Results of the statistical analysis provide no evidence that CF patients with regular animal contact suffer more infections than CF patients without regular animal contact. FEV1, BMI, rates in exacerbation and hospitalization did not significantly differ across cohorts. However, regular animal contact was a predictor for allergic bronchopulmonary aspergillosis (ABPA). CF patients with regular animal contact were 7 times more likely to develop an ABPA in comparison to CF patients without regular animal contact.
The third part of the study focused on the detection of bacteria and fungi that are associated with pets and their environment, in order to look for pathogenity and possible transmissions. For that purpose, a subsection of patients with pets were visited at their homes and pets and the home environment were examined in situ. 364 samples were analysed for clinically relevant bacteria and fungi by cultivation, microscopic examination and if necessary by DNA-sequencing and the MALDI-TOF method for bacterial analysis.
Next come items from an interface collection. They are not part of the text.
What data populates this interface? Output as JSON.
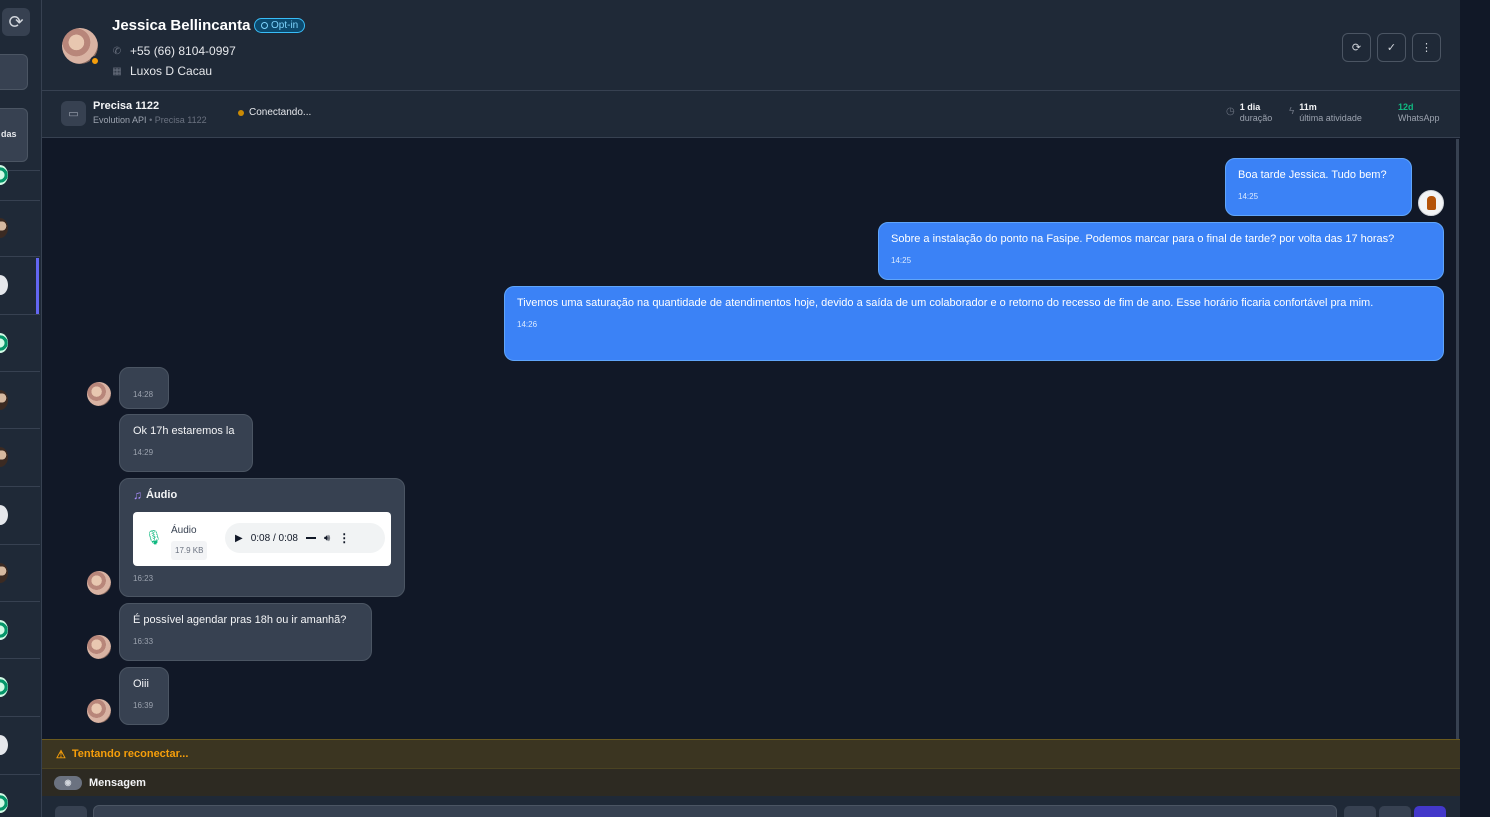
{
  "contact": {
    "name": "Jessica Bellincanta",
    "badge": "Opt-in",
    "phone": "+55 (66) 8104-0997",
    "company": "Luxos D Cacau"
  },
  "sidebar": {
    "filter_label": "das"
  },
  "session": {
    "name": "Precisa 1122",
    "provider": "Evolution API",
    "separator": "•",
    "instance": "Precisa 1122",
    "status": "Conectando...",
    "stats": [
      {
        "value": "1 dia",
        "label": "duração",
        "icon": "clock-icon"
      },
      {
        "value": "11m",
        "label": "última atividade",
        "icon": "bolt-icon"
      },
      {
        "value": "12d",
        "label": "WhatsApp",
        "icon": ""
      }
    ]
  },
  "messages": {
    "out": [
      {
        "text": "Boa tarde Jessica. Tudo bem?",
        "time": "14:25"
      },
      {
        "text": "Sobre a instalação do ponto na Fasipe. Podemos marcar para o final de tarde? por volta das 17 horas?",
        "time": "14:25"
      },
      {
        "text": "Tivemos uma saturação na quantidade de atendimentos hoje, devido a saída de um colaborador e o retorno do recesso de fim de ano. Esse horário ficaria confortável pra mim.",
        "time": "14:26"
      }
    ],
    "in": [
      {
        "text": "",
        "time": "14:28"
      },
      {
        "text": "Ok 17h estaremos la",
        "time": "14:29"
      },
      {
        "text": "É possível agendar pras 18h ou ir amanhã?",
        "time": "16:33"
      },
      {
        "text": "Oiii",
        "time": "16:39"
      }
    ],
    "audio": {
      "title": "Áudio",
      "label": "Áudio",
      "size": "17.9 KB",
      "player_time": "0:08 / 0:08",
      "time": "16:23"
    }
  },
  "alerts": {
    "reconnect": "Tentando reconectar..."
  },
  "composer": {
    "mode_label": "Mensagem"
  },
  "colors": {
    "accent": "#3b82f6",
    "warning": "#f59e0b",
    "success": "#10b981",
    "bg": "#111827"
  }
}
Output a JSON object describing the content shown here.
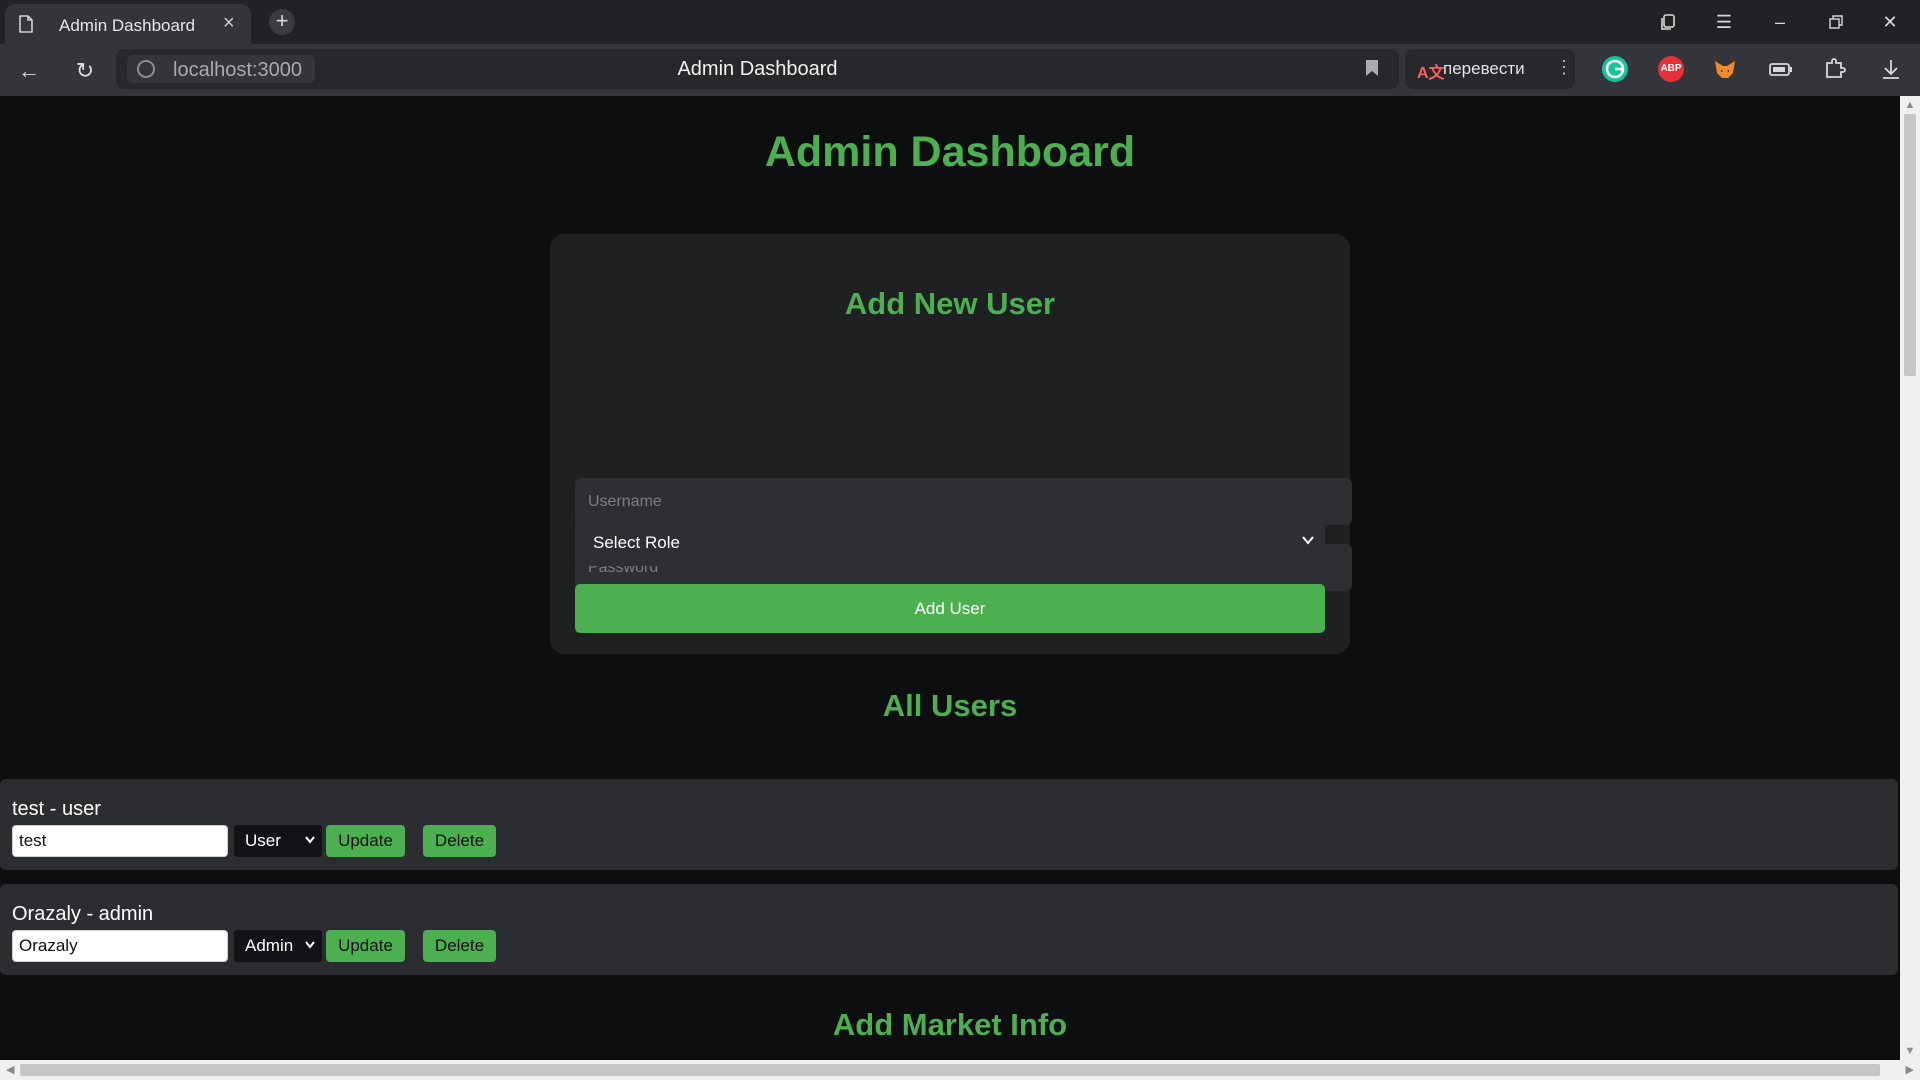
{
  "browser": {
    "tab_title": "Admin Dashboard",
    "url": "localhost:3000",
    "omnibox_title": "Admin Dashboard",
    "translate_label": "перевести",
    "extensions": [
      "grammarly-icon",
      "adblock-plus-icon",
      "metamask-icon",
      "battery-saver-icon",
      "puzzle-icon",
      "download-icon"
    ],
    "adblock_text": "ABP"
  },
  "page": {
    "title": "Admin Dashboard",
    "add_user": {
      "heading": "Add New User",
      "username_placeholder": "Username",
      "password_placeholder": "Password",
      "role_selected": "Select Role",
      "submit_label": "Add User"
    },
    "all_users_heading": "All Users",
    "users": [
      {
        "label": "test - user",
        "name_value": "test",
        "role": "User",
        "update_label": "Update",
        "delete_label": "Delete"
      },
      {
        "label": "Orazaly - admin",
        "name_value": "Orazaly",
        "role": "Admin",
        "update_label": "Update",
        "delete_label": "Delete"
      }
    ],
    "market_heading": "Add Market Info"
  },
  "colors": {
    "accent": "#4caf50",
    "page_bg": "#0d0e10",
    "card_bg": "#1f2022",
    "row_bg": "#2c2d30"
  }
}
This part of the project revealed multiple pathogens in patients and their pets, for which, considering the patient-pet-history, a transmission has to be considered likely. The mycological analysis showed that the keeping of pets on organic litter such as hey, straw, wood shavings or bark mulch result in an increased exposure to moulds, in particular Aspergillus spp.. This documented increase in pathogen prevalence does however not coincide with an increase in infections. The initial suspicion concerning the increased prevalence of potentially problematic pathogens from reptiles should be investigated in future research. The present study with only 4 relevant cases cannot provide conclusive evidence.
The results of the present study support the working hypothesis concerning the development of an ABPA, but not concerning all other aspects (risk of infection, lung function, nutritional status, hospitalizations and exacerbations).